=== Extracted entries ===

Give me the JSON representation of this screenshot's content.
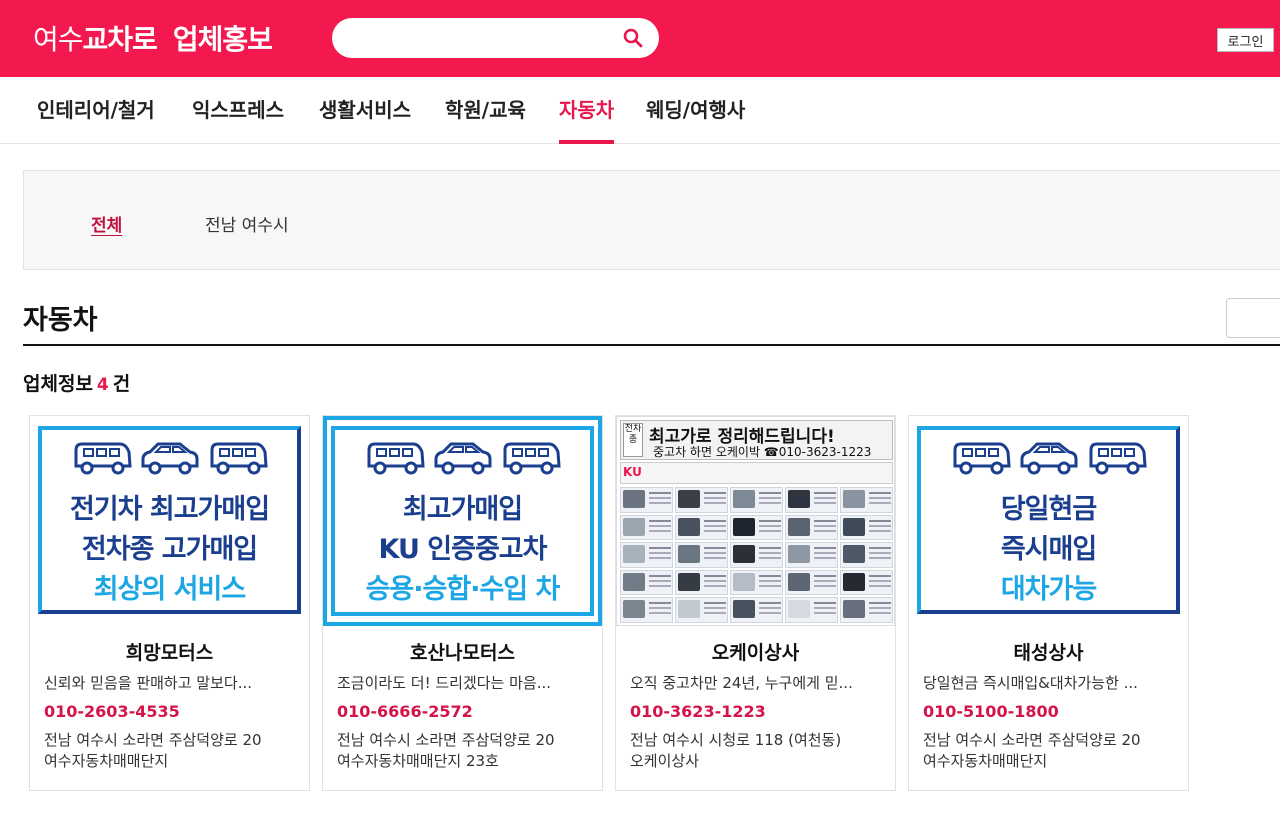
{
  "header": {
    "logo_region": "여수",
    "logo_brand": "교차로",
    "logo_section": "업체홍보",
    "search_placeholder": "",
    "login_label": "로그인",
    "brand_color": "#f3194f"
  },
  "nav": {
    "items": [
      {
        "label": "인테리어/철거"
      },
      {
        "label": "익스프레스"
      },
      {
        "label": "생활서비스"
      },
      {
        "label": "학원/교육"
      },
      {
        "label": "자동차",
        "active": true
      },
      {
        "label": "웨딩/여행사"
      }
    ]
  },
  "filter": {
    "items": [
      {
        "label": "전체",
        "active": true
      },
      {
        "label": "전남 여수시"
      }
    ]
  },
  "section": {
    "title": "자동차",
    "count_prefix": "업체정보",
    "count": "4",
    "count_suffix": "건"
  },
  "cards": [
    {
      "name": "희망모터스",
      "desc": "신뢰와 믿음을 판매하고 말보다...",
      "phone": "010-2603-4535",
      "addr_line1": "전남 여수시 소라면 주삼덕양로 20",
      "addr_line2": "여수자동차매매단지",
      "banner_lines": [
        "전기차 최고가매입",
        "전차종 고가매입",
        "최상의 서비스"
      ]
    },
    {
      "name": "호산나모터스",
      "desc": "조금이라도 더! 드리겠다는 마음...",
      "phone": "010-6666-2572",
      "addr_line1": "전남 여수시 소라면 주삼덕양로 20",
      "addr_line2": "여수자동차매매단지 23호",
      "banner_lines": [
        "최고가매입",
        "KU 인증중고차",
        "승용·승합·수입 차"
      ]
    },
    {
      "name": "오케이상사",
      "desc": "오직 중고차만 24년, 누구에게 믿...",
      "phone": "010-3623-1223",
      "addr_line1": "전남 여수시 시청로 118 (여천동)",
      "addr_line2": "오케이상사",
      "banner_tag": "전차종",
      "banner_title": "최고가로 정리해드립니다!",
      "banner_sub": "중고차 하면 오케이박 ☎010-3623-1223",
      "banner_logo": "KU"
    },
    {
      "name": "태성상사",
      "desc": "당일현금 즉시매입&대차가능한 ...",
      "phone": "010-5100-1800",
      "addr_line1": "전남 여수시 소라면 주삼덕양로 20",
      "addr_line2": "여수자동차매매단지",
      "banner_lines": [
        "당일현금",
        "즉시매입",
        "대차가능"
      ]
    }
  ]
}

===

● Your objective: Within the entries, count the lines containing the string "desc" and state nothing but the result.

● Solution for this exercise: 4